With proper pain management, the patient can usually get up and walk immediately after surgery.

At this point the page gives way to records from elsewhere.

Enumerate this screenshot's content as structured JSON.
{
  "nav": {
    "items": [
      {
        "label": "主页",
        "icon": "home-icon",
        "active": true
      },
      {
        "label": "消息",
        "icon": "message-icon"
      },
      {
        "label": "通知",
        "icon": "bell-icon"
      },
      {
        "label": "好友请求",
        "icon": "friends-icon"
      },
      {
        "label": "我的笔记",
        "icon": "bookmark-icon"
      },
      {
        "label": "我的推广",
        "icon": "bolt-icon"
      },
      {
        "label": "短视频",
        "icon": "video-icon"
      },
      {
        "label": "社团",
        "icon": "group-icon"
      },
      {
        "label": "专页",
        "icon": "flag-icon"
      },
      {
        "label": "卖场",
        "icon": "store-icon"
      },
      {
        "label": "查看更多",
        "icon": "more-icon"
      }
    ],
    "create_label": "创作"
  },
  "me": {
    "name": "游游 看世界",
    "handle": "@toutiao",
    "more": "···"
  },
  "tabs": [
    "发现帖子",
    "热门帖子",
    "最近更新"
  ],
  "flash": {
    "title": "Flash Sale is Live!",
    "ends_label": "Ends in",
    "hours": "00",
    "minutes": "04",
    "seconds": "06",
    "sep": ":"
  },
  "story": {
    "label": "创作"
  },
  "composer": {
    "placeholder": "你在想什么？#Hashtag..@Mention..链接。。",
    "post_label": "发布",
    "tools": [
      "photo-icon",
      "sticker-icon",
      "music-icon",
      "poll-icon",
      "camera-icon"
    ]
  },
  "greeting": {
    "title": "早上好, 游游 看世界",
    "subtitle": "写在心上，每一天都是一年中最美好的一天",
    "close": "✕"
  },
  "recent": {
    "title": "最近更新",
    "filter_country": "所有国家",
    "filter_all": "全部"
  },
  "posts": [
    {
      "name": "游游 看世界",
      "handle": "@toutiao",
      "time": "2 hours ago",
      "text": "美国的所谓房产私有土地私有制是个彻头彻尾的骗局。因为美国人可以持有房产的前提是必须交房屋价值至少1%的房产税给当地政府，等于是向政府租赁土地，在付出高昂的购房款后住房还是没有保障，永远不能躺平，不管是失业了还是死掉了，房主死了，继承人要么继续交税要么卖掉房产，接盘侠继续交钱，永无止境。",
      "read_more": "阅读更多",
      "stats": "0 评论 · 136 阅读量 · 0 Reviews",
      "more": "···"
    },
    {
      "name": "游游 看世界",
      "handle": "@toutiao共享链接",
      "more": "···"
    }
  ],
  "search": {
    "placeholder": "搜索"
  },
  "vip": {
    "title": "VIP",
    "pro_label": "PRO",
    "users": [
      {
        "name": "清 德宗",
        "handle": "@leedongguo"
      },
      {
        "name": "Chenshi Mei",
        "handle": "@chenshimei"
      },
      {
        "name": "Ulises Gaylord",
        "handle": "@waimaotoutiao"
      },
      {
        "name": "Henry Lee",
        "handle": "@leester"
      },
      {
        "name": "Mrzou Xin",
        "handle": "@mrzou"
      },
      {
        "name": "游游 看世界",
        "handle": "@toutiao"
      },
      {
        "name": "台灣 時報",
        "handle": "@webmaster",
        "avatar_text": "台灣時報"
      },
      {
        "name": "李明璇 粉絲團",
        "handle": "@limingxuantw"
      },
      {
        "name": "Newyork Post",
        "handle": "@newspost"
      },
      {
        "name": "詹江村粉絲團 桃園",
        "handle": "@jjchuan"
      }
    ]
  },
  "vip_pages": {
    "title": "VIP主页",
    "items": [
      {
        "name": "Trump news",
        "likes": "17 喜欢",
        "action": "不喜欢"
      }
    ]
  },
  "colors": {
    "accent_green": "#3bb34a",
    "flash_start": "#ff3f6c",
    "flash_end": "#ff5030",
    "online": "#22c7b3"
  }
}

Thus, they do not represent much risk to patients from the traditional post operative complications.

Some patients are on powerful anticoagulants, particularly for irregular heart rhythm (Atrial Fibrillation or AF). Traditional advice is stop the patient’s warfarin or Rivaroxaban (Xarelto), and commence a different blood thinner – say Clexane.  This is called bridging therapy.  The alternate approach is to stop the powerful agent and recommence it after surgery, accepting a risk in the realm of 0.1% that the patient might have a stroke in the interval.

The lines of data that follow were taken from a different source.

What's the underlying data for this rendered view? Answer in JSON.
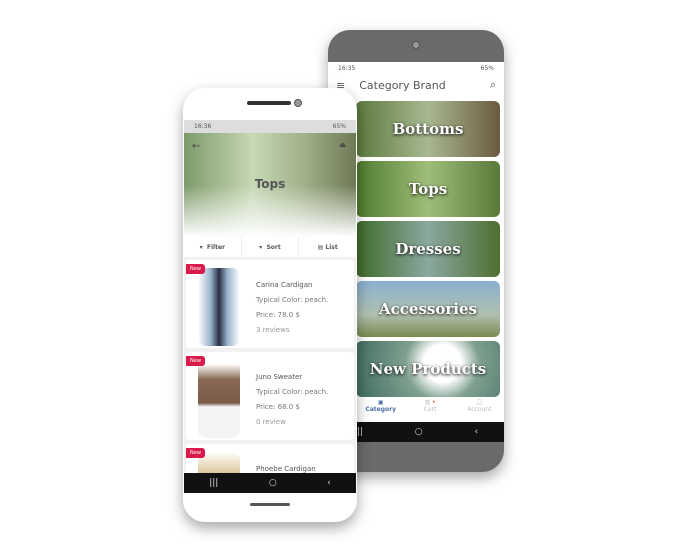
{
  "back_phone": {
    "status": {
      "time": "16:35",
      "battery": "65%"
    },
    "header": {
      "title": "Category Brand",
      "menu_icon": "hamburger-icon",
      "search_icon": "search-icon"
    },
    "categories": [
      {
        "label": "Bottoms"
      },
      {
        "label": "Tops"
      },
      {
        "label": "Dresses"
      },
      {
        "label": "Accessories"
      },
      {
        "label": "New Products"
      }
    ],
    "tabs": [
      {
        "label": "Category",
        "icon": "briefcase-icon",
        "active": true
      },
      {
        "label": "Cart",
        "icon": "cart-icon",
        "badge": true
      },
      {
        "label": "Account",
        "icon": "person-icon"
      }
    ]
  },
  "front_phone": {
    "status": {
      "time": "16:36",
      "battery": "65%"
    },
    "hero": {
      "title": "Tops"
    },
    "toolbar": {
      "filter": "Filter",
      "sort": "Sort",
      "list": "List"
    },
    "products": [
      {
        "badge": "New",
        "name": "Carina Cardigan",
        "color": "Typical Color: peach.",
        "price": "Price: 78.0 $",
        "reviews": "3 reviews"
      },
      {
        "badge": "New",
        "name": "Juno Sweater",
        "color": "Typical Color: peach.",
        "price": "Price: 68.0 $",
        "reviews": "0 review"
      },
      {
        "badge": "New",
        "name": "Phoebe Cardigan"
      }
    ]
  },
  "colors": {
    "accent": "#4a6fa5",
    "badge": "#d81b4a"
  }
}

Major studies have now demonstrated the reason for bridging therapy is limited to previous pulmonary embolism, previous CVA caused by embolism, and some mechanical heart valves.  Of all patients on anticoagulants, only perhaps 5% need bridging treatment.  There are many guidelines suggesting bridging is required, but invariably the committee deciding had financial interests in anticoagulants.

CHADS2 score
C Congestive Heart Failure ​ 1
H Hypertension (SBP>140) ​ 1
A Age >= 75 1
D Diabetes Mellitus 1
S2  Prior stroke, TIA or PE ​ 2

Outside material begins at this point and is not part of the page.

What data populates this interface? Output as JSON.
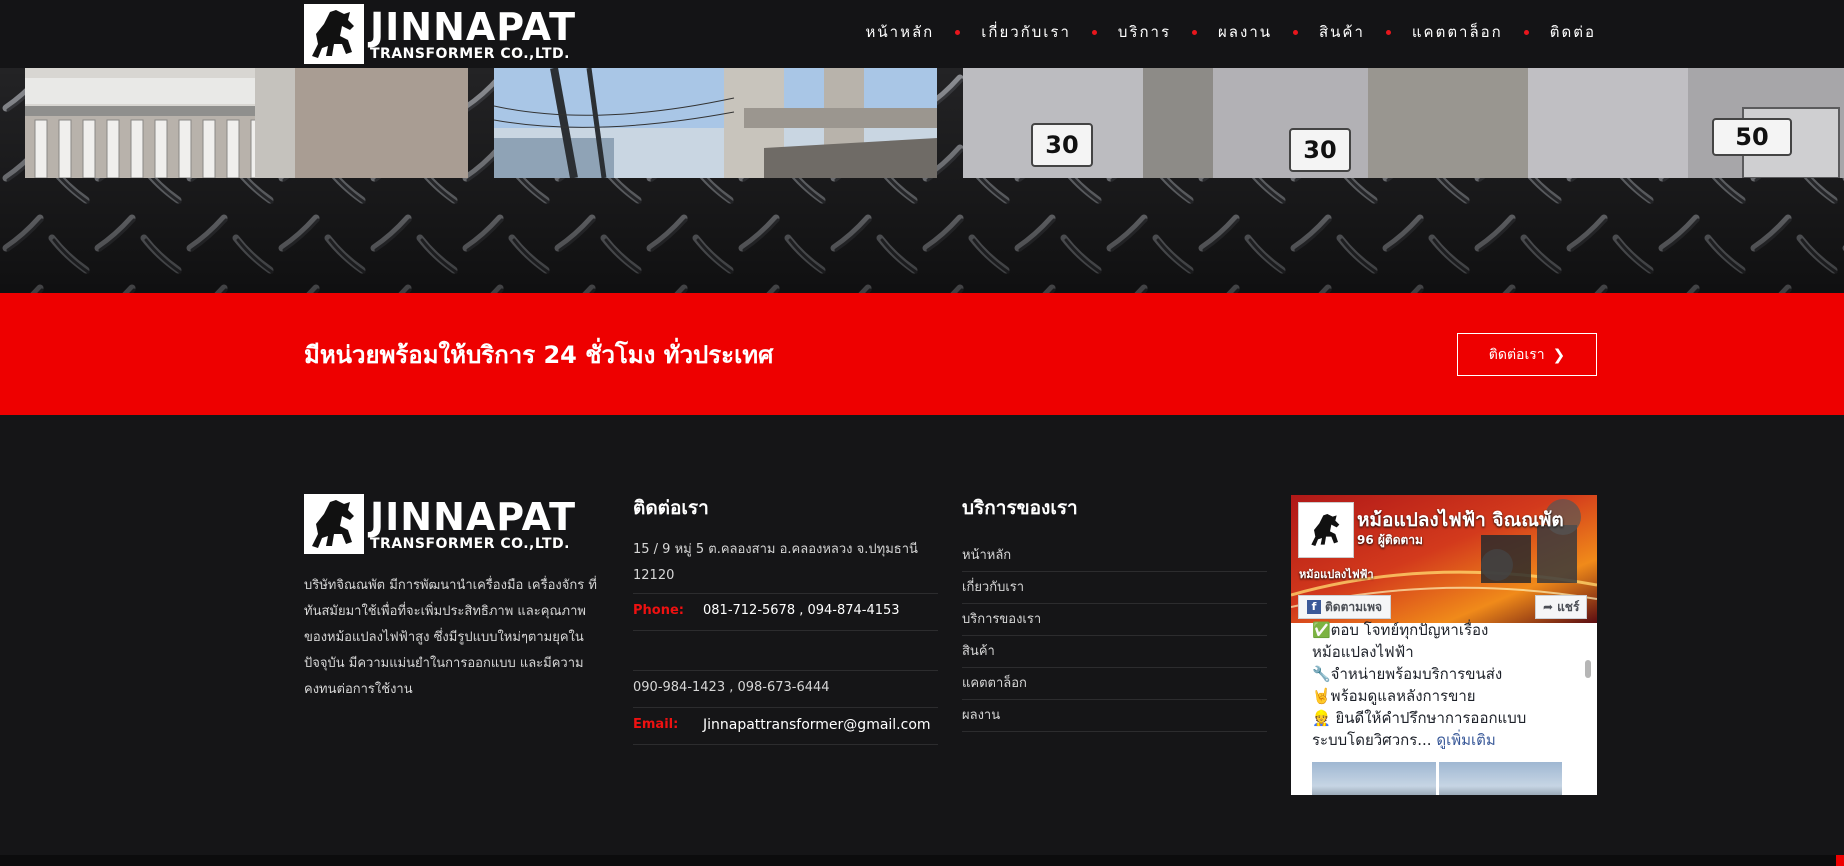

Annual stroke risk based on CHADS2 score & 5 day risk Annual stroke risk 5 Day Risk
zero – Atrial Fibrillation but no other risk factors
 5.90%    ​
 8.50% ​
12.50% ​
6 18.20%

The time actually without effective anticoagulation is often less than 5 days.

1. Breen DT, Chavalertsakul N, Paul E, Gruen RL, Serpell J.  Perioperative complications in patients on low molecular weight heparin bridging therapy. ANZ J Surg 86 (2016) 167-72
2. Douketis JD, Spyropoulos AS, Spencer FA et al., Perioperative management of antithrombotic therapy: Antithrombotic Therapy and prevention of thrombosis, 9th ed: American College of Chest Physicians Evidence Based Clinical Practice Guidelines. Chest 2012; 141 e326S-50S.
3. Jorgensen CC, Kehlet H, Thromboembolic and major bleeding events in relation to preoperative bridging of vitamin K antagonists in 649 fast track total hip and knee replacement
4. Preoperative bridging anticoagulation in patients with atrial fibrillation.  N Eng J Med, 2015: 373: 823-833

Mr David Mitchell